With Heavy D's death this week, I couldn't help but think about one of his most famous songs, "The Overweight Lover's in the House."
It was a lovable nickname that made everyone smile; people love the big jolly entertainer, right? There was nothing like seeing the big man dance, even if it was in those corny Sprite commercials.
And hip-hop is rife with large-and-in-charge rappers whose size helped catapult them to fame. For some reason, hip-hop fans gravitate to an MC who carries even more weight in life than what they carry on the mic. But it now appears that the same thing that helped make them popular, is leading to their demise.
Engage with news and opinions from around the web about under-reported, untold stories from undercovered communities.
President Obama to lose 'body man' by end of the year
"[Reggie] Love’s exit comes at a time of transition for the administration: several longtime advisers have left over the last year, in keeping with the time-honored tradition that close aides do not abandon the president immediately before an election." - The Washington Post
Poll: Majority of Latinos still support Obama, don't know GOP candidates
“If the presidential election were today, Latino voters would support President Obama over his GOP opponent - whomever that may be - by a wide two-to-one margin, according to a new Univision/Latino Decisions poll. Still, the poll suggests there's an opening for Republicans to make inroads with Latinos, a voting bloc that's increasing in importance. Latinos are still largely unfamiliar with the Republican candidates - for instance, more than half said they don't know enough about Herman Cain to offer an opinion about him.” - CBSNews.com
Gabrielle Giffords' 'hero intern' wins school board seat
“Daniel Hernandez Jr., the 21-year-old intern in Rep. Gabrielle Giffords' (D-Ariz.) office who ran towards gunshots during the Tucson shooting, won a seat on an Arizona school board on Tuesday. He was elected to a vacant seat on the Sunnyside Unified School District governing board, which covers southern Tucson and adjacent areas in Pima County.” - The Huffington Post FULL POST
A switch, a belt, a shoe, a hand. Paddling, whipping, whupping, spanking. The instruments and language of corporal punishment vary, but what connects them is how often they are employed as parenting tools.
Researchers who study corporal punishment say that parents of all ethnic groups, socioeconomic categories and education levels practice some form of physical punishment with their children.
“The majority of parents across all ethnic groups spank at some point,” said Elizabeth Gershoff, a professor and researcher on corporal punishment at the University of Texas at Austin.

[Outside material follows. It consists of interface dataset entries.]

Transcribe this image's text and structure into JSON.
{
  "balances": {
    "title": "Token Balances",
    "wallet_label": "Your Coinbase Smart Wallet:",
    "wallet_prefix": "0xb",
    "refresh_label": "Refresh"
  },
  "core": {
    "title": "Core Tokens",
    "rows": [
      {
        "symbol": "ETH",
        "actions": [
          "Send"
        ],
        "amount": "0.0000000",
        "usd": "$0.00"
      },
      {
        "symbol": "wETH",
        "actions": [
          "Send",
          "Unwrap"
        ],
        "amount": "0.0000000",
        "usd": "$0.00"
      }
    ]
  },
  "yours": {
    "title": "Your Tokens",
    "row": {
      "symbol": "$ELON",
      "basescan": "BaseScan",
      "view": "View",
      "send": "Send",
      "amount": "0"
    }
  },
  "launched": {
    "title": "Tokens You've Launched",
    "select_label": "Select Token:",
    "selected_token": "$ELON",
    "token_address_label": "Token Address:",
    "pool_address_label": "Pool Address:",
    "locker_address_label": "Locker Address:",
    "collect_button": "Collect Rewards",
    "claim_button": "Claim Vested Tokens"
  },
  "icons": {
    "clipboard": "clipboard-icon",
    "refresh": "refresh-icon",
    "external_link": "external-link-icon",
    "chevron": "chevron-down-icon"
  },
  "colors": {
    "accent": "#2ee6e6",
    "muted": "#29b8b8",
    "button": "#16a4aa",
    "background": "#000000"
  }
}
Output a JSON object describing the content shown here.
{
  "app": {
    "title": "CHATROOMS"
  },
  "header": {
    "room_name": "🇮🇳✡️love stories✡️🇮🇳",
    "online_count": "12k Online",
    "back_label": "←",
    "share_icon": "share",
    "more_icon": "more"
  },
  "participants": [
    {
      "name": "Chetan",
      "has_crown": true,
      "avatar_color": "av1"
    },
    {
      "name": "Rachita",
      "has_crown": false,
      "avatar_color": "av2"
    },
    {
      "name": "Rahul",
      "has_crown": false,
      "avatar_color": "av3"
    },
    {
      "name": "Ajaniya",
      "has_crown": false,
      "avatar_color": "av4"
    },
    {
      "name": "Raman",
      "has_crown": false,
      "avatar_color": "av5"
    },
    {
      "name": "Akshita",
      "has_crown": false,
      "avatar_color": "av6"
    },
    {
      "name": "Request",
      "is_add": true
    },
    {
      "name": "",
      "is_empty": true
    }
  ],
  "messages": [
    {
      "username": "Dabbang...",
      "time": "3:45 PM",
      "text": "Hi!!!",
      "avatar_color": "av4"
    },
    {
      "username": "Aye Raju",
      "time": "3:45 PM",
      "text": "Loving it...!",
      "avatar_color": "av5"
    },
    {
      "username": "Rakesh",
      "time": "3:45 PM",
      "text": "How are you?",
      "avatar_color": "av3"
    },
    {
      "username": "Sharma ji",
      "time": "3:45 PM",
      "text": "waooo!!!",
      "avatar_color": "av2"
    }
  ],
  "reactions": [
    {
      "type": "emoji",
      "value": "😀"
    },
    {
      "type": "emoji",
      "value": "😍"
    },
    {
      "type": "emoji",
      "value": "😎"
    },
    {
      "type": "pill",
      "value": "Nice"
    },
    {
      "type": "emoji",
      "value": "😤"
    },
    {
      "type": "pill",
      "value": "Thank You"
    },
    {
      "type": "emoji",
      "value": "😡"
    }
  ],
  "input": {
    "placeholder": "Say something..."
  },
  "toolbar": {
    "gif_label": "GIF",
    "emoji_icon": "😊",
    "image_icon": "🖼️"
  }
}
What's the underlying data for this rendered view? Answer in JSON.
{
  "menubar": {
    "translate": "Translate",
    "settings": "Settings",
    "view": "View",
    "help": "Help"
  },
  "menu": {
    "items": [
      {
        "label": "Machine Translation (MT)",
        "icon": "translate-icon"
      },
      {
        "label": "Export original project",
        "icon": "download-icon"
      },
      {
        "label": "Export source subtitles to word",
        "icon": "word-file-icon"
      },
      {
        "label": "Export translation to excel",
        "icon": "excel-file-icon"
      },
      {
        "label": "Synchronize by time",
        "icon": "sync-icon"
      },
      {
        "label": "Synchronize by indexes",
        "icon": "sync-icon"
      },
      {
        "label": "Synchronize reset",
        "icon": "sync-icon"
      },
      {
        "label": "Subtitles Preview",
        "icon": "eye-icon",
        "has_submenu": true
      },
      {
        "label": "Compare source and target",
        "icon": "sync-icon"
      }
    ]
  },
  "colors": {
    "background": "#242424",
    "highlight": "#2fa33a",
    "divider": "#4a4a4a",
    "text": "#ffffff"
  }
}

But among the groups most likely to use it: African-Americans.
Ask Edward James Olmos who he is, and he will say that he's a storyteller.
An actor, director, activist, yes. But the story of how he became those things starts when he was 5 or 6 years old, back when he fell in love with baseball. He couldn't throw. He couldn't hit. He didn't even really understand what a baseball was. But it was the thing he most wanted to understand.
Jacqui Beauchamp heads up Nerjyzed Entertainment, the Baton Rouge, Louisiana, video game and 3D animation firm that created the game "Black College Football: BCFX: The Xperience." It's a challenging field, especially for Beauchamp: "I'm an African American female, and every day I've got to get people to see me - to see me - and not that I'm an African-American female."
Soledad O'Brien reports "Black in America: The New Promised Land – Silicon Valley," at 8 p.m. November 13 on CNN.